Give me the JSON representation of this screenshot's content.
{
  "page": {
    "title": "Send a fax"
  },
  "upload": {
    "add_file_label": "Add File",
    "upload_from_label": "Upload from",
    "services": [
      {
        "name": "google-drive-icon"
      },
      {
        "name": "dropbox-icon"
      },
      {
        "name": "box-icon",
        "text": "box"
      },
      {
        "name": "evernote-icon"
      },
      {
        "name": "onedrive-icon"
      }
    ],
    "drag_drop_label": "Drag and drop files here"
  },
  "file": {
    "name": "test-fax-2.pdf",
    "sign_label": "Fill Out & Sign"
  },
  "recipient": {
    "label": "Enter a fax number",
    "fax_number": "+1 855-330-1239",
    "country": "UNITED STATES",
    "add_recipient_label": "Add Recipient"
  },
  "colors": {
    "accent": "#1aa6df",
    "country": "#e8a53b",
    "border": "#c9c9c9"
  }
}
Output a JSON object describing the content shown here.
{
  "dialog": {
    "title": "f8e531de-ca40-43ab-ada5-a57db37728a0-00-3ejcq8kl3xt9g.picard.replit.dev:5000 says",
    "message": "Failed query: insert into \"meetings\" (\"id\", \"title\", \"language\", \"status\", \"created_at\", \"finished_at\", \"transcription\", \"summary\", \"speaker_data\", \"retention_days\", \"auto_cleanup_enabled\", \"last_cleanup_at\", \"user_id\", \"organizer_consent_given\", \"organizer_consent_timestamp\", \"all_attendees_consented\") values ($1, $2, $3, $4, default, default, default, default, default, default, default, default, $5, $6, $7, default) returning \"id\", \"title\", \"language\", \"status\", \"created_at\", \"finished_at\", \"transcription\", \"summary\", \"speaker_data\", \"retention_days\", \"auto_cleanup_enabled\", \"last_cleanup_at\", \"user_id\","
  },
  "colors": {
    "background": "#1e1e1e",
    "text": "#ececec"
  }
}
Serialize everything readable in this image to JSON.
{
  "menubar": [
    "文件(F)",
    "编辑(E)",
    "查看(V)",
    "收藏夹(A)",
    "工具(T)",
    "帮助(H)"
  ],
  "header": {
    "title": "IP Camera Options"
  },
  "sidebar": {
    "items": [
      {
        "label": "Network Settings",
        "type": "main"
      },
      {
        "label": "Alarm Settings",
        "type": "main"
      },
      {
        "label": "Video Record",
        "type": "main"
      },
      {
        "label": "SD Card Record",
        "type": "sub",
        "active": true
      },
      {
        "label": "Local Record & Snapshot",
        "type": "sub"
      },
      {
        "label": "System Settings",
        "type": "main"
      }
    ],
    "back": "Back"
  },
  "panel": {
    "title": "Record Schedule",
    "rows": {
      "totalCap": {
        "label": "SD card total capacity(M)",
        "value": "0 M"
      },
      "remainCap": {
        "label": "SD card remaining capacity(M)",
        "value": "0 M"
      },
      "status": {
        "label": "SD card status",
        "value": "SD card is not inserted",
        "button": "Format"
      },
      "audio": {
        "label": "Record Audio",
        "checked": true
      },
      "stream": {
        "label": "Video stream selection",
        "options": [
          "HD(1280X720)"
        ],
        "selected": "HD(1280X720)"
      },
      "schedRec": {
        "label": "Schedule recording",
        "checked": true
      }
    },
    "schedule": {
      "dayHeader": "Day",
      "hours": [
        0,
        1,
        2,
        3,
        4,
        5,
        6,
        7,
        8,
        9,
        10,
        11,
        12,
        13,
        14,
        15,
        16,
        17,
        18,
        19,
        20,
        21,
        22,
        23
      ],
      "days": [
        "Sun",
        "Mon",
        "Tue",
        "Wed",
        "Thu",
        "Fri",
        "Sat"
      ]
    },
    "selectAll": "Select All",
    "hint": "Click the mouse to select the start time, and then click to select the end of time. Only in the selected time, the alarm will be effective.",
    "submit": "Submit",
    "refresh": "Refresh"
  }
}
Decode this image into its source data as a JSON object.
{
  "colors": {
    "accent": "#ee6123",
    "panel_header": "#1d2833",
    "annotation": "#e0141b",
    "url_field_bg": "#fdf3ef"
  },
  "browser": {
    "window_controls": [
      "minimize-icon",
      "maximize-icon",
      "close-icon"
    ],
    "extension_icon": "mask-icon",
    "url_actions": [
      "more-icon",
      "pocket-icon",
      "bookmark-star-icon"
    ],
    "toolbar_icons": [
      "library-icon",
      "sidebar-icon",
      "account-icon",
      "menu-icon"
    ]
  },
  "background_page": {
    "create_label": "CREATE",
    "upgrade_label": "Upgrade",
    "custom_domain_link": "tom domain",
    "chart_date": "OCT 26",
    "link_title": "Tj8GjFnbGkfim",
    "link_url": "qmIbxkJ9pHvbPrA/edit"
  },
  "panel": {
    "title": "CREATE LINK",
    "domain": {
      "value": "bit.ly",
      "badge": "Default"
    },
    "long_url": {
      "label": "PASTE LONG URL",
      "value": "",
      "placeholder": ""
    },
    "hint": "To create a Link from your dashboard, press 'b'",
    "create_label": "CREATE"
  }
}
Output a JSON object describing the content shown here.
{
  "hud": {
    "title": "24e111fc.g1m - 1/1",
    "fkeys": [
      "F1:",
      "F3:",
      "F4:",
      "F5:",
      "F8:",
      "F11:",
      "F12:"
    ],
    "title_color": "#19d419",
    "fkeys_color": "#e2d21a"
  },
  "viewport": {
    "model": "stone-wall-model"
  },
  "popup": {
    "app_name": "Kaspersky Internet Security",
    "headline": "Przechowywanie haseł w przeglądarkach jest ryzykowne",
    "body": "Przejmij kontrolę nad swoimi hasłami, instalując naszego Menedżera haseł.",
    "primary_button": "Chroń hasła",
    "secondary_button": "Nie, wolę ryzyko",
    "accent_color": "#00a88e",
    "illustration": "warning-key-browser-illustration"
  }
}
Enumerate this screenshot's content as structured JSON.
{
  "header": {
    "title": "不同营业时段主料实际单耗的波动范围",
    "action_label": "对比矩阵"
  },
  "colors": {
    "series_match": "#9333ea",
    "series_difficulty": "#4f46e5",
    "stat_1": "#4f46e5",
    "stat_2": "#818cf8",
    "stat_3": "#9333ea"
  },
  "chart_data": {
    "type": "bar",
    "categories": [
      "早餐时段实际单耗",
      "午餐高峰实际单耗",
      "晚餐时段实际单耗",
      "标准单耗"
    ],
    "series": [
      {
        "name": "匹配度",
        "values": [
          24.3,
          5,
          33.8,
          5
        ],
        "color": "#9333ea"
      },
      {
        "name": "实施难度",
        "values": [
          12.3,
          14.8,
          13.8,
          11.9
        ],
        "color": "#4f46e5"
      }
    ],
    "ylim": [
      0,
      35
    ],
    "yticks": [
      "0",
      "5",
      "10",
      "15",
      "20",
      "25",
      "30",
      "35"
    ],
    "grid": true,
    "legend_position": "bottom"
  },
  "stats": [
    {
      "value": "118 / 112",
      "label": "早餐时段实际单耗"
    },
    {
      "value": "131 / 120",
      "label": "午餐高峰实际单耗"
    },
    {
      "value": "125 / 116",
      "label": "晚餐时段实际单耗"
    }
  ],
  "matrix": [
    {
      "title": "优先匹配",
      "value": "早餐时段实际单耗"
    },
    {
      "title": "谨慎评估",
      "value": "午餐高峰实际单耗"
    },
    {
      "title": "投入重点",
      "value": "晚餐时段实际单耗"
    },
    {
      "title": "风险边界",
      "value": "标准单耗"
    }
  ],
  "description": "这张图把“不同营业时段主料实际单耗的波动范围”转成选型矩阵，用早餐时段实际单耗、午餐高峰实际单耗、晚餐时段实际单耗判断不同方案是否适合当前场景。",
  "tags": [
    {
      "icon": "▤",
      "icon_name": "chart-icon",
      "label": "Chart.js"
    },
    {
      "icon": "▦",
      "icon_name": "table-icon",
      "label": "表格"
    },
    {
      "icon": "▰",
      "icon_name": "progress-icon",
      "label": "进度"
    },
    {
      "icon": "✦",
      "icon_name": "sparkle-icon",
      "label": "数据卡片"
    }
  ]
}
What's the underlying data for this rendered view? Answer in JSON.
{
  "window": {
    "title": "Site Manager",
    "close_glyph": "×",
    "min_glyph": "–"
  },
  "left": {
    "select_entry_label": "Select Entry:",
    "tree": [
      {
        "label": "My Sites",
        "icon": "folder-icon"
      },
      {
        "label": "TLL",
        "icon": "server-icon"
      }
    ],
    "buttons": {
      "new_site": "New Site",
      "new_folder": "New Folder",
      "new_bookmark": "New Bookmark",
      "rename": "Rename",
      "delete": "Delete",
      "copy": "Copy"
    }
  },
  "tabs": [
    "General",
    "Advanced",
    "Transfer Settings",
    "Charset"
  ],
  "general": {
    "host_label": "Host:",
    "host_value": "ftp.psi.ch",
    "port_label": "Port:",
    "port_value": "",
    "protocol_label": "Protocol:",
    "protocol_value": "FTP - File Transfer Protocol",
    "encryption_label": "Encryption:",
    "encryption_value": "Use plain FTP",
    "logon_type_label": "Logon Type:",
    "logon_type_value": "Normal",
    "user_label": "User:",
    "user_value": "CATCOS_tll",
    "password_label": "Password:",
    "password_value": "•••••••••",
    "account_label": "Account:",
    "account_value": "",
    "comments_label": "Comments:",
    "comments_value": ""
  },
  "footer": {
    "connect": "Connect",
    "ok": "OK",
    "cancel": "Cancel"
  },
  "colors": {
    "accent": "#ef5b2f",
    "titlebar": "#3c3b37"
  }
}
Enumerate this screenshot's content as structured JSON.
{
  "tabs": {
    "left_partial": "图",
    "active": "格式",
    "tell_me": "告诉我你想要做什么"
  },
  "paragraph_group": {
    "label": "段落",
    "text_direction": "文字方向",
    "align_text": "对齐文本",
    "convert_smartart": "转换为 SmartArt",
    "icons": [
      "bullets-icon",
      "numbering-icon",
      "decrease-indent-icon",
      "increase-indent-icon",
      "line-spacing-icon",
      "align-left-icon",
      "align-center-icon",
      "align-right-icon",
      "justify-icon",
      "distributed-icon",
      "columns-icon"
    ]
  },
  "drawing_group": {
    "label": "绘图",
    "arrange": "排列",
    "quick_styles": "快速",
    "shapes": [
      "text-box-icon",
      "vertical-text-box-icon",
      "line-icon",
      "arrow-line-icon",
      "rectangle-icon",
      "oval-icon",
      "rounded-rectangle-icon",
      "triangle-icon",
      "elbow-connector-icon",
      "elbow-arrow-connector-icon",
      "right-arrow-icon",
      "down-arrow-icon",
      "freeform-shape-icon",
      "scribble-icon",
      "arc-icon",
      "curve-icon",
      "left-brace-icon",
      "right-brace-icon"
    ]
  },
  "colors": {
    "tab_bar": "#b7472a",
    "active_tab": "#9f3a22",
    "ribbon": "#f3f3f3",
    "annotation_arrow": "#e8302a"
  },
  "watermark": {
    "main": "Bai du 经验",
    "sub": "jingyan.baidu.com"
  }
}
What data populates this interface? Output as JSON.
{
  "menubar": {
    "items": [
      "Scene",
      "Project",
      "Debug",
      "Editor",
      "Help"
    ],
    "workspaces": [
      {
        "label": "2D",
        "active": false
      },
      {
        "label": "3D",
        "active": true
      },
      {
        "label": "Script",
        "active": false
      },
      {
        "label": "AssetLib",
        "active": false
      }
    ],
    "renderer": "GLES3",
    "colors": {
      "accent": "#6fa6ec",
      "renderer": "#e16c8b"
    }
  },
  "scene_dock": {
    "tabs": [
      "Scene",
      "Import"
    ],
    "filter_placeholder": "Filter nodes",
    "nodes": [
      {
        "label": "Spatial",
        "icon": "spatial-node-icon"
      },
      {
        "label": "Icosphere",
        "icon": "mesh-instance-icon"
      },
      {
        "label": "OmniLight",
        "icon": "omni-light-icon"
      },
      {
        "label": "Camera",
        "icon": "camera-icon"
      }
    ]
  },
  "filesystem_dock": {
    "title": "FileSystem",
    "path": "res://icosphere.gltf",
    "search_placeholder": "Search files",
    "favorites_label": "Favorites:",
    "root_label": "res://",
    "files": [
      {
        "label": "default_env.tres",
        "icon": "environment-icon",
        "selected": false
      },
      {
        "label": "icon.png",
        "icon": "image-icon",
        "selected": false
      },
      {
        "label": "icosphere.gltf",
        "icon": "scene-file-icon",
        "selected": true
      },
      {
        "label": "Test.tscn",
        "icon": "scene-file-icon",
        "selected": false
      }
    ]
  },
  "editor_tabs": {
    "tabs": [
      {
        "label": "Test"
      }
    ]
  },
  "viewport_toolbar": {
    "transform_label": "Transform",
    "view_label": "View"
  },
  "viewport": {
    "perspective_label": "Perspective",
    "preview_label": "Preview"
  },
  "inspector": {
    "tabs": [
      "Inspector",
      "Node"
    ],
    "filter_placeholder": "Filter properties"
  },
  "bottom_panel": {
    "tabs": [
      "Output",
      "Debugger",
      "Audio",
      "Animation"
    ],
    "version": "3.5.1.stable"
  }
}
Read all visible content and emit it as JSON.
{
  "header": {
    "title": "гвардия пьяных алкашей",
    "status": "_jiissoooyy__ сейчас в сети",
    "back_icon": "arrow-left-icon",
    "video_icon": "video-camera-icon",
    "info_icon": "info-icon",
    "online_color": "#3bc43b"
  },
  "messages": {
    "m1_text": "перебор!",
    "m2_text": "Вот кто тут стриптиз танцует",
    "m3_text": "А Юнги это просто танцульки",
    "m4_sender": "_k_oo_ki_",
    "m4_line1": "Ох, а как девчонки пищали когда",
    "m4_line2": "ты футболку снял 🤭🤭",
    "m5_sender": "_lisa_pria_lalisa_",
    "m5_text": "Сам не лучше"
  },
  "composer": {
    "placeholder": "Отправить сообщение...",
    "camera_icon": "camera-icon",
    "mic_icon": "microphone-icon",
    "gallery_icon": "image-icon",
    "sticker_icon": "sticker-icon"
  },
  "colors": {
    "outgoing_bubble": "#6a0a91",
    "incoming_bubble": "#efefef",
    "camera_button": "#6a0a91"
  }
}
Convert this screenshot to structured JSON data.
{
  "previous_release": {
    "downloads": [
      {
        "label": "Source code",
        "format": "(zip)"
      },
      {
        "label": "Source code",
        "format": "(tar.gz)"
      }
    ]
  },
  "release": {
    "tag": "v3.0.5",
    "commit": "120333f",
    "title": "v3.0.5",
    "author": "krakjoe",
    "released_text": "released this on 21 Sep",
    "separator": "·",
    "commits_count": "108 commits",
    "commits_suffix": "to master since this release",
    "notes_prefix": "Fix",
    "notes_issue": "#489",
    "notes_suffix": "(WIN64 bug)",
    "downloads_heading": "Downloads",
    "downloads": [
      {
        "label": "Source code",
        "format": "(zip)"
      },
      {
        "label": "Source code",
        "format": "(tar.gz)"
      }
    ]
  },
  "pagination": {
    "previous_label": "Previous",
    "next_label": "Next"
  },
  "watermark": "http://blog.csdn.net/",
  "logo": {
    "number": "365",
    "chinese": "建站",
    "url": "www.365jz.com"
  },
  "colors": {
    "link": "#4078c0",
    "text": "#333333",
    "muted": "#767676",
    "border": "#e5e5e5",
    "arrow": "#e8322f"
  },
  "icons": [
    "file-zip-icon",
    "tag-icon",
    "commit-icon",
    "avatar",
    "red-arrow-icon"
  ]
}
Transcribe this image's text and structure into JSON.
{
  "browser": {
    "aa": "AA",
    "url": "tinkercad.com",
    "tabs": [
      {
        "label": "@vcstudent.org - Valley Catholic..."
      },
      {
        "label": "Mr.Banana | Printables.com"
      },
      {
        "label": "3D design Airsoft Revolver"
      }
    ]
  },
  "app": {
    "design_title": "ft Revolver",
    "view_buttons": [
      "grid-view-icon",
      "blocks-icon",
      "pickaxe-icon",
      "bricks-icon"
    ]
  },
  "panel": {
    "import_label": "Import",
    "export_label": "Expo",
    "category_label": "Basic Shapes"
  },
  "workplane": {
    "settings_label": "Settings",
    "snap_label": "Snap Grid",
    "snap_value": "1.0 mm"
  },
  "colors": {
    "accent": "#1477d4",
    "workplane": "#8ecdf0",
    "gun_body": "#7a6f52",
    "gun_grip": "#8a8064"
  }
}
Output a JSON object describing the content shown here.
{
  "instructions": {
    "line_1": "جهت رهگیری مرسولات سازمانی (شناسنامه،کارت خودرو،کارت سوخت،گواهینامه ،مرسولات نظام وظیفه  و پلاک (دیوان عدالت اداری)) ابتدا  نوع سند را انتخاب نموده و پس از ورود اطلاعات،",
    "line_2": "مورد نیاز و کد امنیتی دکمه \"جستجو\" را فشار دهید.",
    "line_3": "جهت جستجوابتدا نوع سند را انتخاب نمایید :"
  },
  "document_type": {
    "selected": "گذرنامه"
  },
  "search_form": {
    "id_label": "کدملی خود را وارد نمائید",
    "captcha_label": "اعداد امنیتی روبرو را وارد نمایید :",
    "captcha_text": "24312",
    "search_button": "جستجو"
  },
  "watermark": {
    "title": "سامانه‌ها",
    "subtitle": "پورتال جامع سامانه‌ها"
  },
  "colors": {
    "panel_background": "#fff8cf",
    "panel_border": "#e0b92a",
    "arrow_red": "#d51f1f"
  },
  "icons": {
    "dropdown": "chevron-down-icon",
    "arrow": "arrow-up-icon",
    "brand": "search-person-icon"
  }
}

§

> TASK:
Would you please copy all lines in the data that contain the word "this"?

> ANSWER TO THE EXERCISE:
Give me the JSON representation of this screenshot's content.
Serialize everything readable in this image to JSON.
Decode this image into its source data as a JSON object.
Enumerate this screenshot's content as structured JSON.
What's the underlying data for this rendered view? Answer in JSON.
Enumerate this screenshot's content as structured JSON.
What data populates this interface? Output as JSON.
Convert this screenshot to structured JSON data.
    "released_text": "released this on 21 Sep",
    "commits_suffix": "to master since this release",
Transcribe this image's text and structure into JSON.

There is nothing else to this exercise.